(ACTIVITY): Which lines of the records contain the word "glyph"? Copy each one.

==================================================

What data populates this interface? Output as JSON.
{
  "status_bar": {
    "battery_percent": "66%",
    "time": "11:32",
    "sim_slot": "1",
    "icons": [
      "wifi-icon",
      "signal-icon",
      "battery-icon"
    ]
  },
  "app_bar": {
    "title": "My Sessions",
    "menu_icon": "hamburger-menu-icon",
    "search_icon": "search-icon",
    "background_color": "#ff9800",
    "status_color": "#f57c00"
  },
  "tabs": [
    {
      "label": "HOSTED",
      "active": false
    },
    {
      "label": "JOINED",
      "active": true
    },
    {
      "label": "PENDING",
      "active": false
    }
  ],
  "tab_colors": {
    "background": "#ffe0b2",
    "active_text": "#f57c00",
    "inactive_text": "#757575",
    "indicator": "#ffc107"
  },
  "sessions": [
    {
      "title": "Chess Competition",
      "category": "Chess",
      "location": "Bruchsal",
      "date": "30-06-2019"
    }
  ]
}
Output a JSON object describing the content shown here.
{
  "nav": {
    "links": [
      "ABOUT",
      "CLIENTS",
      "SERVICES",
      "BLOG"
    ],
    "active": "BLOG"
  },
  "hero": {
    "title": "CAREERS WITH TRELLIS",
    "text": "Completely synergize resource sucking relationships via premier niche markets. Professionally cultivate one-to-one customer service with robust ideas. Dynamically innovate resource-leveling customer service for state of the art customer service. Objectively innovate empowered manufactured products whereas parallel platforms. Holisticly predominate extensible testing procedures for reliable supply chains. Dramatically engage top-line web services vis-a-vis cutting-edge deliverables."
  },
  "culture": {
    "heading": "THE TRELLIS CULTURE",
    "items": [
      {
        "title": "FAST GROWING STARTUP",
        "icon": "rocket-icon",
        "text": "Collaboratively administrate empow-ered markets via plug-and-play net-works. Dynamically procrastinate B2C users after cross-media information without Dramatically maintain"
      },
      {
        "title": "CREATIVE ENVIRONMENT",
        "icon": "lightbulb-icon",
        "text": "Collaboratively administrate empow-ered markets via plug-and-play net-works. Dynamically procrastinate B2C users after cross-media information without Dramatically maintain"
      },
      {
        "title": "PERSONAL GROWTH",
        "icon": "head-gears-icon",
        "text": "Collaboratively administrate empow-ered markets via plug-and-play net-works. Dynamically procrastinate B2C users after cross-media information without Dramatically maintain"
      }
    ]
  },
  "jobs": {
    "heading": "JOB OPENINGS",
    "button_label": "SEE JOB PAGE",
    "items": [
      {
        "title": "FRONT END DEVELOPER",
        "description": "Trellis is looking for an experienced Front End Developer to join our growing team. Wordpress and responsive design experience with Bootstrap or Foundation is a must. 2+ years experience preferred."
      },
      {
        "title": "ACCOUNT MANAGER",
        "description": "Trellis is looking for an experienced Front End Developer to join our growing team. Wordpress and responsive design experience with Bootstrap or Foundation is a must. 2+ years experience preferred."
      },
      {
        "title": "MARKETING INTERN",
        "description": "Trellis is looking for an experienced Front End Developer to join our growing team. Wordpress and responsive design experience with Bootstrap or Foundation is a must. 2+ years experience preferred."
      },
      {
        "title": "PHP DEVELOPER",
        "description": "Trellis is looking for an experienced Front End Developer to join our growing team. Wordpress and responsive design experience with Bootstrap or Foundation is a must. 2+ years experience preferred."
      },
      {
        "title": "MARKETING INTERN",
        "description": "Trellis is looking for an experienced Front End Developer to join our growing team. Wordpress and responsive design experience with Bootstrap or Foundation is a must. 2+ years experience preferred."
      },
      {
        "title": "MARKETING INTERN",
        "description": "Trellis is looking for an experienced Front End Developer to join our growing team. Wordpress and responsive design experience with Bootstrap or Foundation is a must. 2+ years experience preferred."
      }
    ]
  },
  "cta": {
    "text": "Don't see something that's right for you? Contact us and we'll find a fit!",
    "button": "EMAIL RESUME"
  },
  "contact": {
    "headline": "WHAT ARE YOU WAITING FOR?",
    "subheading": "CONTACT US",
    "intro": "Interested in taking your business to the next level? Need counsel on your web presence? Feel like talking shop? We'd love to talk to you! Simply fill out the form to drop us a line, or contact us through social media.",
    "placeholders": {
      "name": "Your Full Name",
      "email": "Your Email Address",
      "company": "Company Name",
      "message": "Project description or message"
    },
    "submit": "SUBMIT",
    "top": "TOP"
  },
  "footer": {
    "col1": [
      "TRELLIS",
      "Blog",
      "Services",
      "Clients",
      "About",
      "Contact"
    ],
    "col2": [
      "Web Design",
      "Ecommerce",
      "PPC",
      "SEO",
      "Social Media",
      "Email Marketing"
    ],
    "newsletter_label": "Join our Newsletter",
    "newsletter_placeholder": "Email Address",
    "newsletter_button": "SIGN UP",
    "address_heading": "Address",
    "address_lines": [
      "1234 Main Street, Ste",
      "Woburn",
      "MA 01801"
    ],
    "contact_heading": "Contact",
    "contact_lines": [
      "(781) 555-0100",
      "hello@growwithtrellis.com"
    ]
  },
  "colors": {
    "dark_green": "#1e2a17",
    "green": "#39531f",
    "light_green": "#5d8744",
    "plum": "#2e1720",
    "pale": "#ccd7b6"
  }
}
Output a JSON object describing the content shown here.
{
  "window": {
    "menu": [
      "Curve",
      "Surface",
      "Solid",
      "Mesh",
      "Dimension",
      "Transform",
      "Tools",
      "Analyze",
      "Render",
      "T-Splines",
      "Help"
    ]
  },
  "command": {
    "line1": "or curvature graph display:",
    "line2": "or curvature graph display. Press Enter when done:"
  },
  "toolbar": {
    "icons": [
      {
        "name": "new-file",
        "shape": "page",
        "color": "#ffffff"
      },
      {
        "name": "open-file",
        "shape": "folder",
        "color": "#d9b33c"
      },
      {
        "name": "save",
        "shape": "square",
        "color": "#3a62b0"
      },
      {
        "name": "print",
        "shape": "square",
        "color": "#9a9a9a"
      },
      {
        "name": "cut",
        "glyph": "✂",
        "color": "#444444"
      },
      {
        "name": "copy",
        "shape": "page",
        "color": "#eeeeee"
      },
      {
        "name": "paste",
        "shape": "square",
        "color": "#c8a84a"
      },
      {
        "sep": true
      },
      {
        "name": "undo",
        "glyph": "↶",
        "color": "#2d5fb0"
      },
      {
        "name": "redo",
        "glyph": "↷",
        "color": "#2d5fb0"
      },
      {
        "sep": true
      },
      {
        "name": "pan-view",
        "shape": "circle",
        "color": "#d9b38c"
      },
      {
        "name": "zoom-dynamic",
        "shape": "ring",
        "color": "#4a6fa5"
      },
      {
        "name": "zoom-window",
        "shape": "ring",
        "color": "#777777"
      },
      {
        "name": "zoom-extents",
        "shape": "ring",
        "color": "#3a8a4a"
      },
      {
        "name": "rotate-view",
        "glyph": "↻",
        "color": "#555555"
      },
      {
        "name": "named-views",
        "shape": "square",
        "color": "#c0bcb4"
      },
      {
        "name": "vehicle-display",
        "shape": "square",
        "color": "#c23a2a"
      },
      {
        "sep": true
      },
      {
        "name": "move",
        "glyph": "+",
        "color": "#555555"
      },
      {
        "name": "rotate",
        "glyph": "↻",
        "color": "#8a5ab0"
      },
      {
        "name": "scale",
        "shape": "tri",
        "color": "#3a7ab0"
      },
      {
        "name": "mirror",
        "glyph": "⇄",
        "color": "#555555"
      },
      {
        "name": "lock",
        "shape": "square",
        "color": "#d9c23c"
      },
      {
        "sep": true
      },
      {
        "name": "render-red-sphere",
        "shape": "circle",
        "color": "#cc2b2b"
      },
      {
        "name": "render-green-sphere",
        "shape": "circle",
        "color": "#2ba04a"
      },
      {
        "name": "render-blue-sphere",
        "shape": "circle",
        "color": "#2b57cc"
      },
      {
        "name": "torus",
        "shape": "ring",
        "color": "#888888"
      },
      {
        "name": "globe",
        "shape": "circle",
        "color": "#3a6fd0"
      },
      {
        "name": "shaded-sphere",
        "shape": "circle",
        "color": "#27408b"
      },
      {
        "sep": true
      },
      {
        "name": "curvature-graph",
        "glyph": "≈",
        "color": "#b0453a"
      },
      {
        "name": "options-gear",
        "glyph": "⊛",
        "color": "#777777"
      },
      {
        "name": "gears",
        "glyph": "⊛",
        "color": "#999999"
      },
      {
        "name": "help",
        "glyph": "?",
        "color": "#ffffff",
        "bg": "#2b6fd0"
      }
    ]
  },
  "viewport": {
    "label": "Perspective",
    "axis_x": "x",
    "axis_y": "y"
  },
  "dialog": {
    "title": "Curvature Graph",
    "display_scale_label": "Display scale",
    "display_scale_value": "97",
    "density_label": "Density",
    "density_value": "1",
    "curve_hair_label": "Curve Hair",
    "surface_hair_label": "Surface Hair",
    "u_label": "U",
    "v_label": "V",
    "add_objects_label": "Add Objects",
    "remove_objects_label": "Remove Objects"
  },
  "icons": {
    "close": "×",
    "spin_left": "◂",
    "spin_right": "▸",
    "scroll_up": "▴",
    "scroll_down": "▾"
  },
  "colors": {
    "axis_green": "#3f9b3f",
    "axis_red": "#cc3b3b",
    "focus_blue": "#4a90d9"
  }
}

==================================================

(OUTPUT OF THE TASK):
        "glyph": "✂",
        "glyph": "↶",
        "glyph": "↷",
        "glyph": "↻",
        "glyph": "+",
        "glyph": "↻",
        "glyph": "⇄",
        "glyph": "≈",
        "glyph": "⊛",
        "glyph": "⊛",
        "glyph": "?",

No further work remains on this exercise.